## What this task involves:
Consider the entries given below. Count the lines that include "func" and give only the count.

## Entries provided:
=== Section Start ===

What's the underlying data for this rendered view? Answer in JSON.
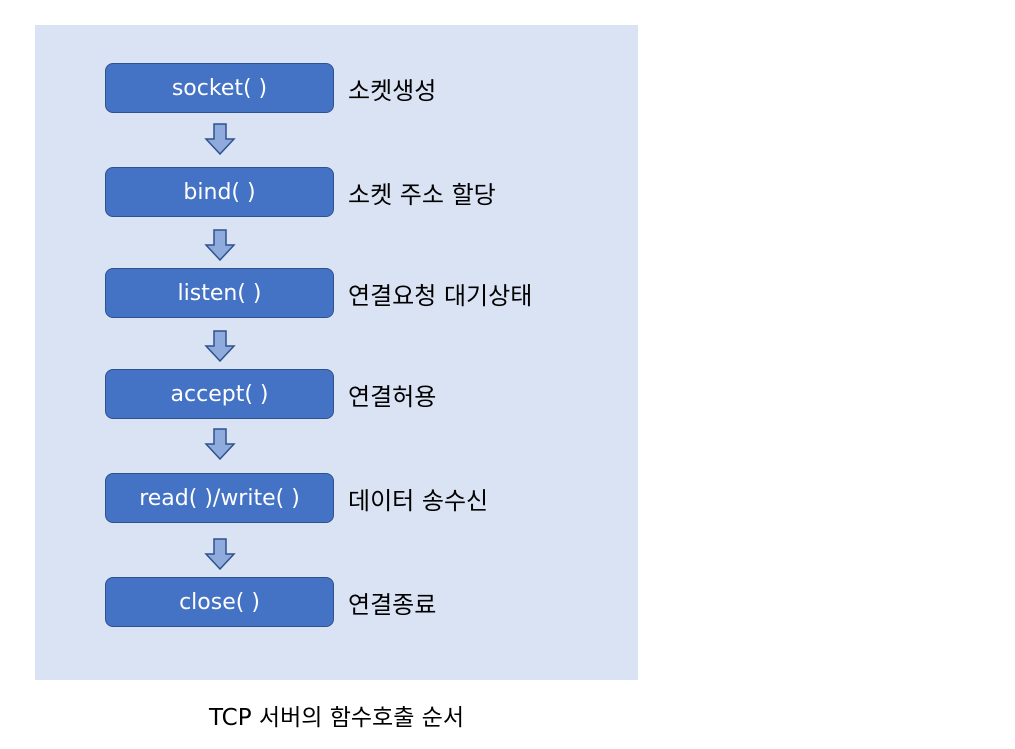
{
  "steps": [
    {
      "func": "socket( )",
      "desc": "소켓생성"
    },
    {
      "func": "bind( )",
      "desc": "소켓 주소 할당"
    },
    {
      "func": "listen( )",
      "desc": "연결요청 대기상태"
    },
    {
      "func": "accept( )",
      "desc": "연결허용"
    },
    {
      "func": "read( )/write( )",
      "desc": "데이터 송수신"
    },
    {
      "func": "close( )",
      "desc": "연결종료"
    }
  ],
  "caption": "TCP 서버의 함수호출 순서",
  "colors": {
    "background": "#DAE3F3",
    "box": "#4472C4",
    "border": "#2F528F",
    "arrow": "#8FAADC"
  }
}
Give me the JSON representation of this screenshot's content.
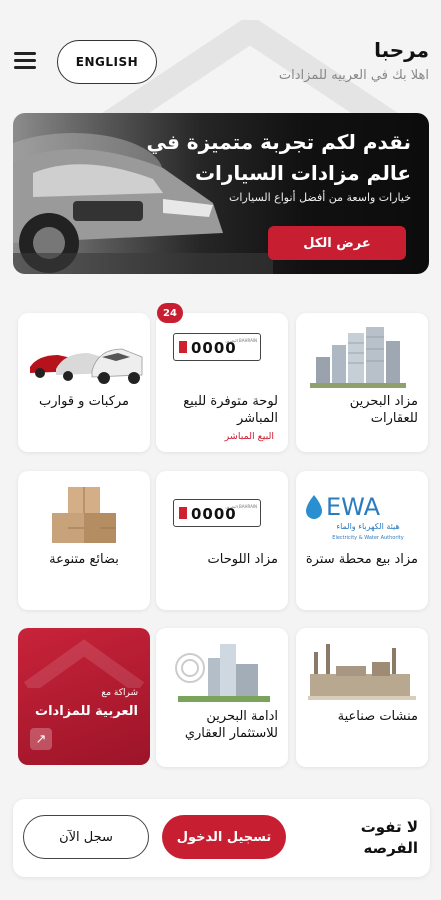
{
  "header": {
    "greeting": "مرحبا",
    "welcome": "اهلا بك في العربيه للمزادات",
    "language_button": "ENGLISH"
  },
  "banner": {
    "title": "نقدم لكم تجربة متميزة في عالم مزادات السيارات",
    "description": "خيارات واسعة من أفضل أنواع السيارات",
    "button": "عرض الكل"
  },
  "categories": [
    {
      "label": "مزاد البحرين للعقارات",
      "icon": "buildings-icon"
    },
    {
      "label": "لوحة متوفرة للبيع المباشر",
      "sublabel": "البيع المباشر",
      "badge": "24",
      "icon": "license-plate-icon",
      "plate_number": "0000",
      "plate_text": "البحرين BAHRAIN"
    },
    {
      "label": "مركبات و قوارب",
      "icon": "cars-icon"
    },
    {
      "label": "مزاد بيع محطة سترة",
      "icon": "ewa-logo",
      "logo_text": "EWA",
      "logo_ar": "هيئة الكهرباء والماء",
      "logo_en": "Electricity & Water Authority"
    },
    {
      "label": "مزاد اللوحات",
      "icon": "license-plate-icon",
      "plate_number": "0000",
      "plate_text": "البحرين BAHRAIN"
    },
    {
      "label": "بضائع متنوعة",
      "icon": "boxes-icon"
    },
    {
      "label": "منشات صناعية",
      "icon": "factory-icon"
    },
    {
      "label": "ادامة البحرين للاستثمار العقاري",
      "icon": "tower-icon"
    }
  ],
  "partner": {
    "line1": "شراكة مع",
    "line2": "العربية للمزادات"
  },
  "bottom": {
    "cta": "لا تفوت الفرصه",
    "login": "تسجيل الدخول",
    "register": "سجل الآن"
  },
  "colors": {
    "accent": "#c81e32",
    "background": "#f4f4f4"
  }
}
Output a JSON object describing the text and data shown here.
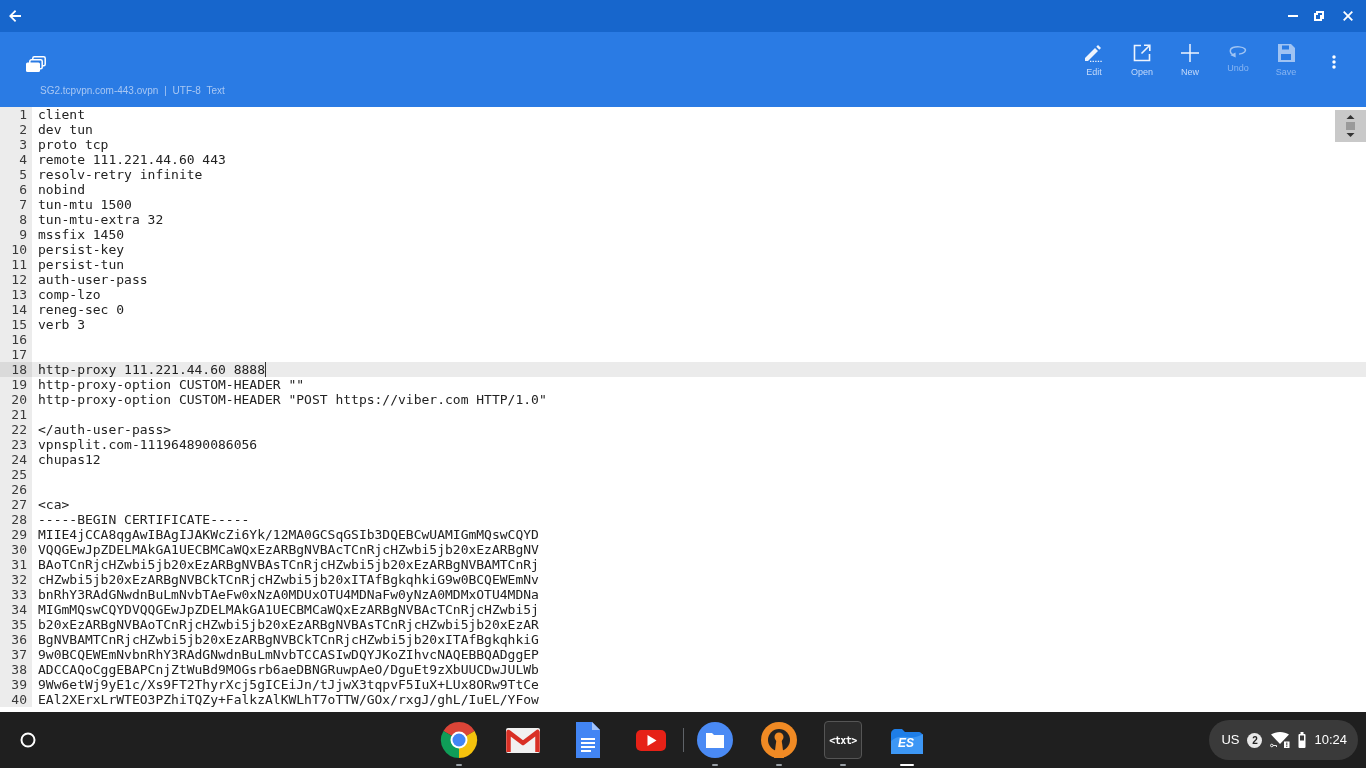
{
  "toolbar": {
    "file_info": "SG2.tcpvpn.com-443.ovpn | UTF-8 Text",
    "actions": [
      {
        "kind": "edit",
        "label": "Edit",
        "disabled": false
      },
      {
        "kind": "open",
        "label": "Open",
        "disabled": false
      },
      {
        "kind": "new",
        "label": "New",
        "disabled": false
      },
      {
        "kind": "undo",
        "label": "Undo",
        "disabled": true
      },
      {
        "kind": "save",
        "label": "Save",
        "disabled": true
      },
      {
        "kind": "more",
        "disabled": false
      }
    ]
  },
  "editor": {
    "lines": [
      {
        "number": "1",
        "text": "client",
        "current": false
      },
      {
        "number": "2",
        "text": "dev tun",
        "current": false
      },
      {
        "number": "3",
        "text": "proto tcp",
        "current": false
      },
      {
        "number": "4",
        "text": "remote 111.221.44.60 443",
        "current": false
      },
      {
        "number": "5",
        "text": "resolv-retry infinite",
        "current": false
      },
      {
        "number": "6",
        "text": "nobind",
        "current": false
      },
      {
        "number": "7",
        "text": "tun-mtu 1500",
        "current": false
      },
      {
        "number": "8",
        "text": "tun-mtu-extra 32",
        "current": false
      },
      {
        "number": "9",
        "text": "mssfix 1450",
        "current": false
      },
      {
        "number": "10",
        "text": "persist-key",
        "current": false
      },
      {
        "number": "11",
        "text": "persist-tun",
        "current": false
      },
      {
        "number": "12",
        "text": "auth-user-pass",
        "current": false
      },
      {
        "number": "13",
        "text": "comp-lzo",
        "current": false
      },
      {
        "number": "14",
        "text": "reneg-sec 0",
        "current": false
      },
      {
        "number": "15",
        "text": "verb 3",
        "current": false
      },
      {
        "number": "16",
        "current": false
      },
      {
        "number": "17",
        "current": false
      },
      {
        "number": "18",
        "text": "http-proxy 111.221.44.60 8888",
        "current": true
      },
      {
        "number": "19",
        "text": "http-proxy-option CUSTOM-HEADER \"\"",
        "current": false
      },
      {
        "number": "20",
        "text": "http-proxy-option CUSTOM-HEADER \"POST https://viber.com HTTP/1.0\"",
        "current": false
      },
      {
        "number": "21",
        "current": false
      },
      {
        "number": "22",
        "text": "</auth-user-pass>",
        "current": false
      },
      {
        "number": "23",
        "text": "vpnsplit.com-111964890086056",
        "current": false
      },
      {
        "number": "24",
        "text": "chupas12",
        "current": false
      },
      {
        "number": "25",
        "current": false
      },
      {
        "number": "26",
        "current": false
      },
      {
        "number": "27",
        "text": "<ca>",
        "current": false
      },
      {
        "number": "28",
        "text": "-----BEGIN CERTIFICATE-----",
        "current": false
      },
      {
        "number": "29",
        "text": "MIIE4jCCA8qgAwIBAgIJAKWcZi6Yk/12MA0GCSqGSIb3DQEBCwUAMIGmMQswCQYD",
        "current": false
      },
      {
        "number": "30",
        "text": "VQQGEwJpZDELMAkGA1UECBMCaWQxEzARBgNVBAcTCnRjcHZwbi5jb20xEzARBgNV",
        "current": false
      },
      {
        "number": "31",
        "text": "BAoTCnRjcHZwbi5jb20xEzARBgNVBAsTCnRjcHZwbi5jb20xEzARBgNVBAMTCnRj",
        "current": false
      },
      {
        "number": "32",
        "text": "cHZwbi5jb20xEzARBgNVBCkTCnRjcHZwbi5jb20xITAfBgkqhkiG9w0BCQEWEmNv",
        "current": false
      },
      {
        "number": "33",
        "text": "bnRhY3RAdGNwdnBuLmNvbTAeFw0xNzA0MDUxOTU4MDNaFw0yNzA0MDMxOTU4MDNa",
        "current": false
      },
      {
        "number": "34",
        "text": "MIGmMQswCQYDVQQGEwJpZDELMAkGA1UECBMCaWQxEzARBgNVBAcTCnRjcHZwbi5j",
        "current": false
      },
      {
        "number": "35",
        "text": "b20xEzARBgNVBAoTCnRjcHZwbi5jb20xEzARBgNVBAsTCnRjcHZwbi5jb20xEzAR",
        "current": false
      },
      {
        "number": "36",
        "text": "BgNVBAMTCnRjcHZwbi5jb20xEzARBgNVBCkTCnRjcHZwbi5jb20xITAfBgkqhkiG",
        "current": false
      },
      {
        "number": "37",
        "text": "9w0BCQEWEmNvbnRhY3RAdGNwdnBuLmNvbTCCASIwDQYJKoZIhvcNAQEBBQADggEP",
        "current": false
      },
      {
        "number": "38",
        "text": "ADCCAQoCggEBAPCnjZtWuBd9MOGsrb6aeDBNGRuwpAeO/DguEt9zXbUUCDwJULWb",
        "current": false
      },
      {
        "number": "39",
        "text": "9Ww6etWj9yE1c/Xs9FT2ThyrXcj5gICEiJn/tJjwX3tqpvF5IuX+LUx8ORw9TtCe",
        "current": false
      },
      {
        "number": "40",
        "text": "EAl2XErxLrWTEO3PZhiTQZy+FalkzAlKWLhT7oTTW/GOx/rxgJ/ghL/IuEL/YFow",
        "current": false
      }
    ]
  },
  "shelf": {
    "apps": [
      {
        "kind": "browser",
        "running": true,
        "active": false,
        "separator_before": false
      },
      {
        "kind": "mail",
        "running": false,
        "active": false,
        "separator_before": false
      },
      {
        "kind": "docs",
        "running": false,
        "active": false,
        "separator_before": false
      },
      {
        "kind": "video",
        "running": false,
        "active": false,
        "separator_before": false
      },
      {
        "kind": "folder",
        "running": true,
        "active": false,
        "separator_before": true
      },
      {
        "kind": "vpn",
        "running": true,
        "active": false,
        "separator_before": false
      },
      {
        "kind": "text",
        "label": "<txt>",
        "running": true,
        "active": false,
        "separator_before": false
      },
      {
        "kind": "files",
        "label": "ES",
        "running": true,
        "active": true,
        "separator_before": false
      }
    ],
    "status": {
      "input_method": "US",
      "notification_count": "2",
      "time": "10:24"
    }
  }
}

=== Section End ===

## Task result:
6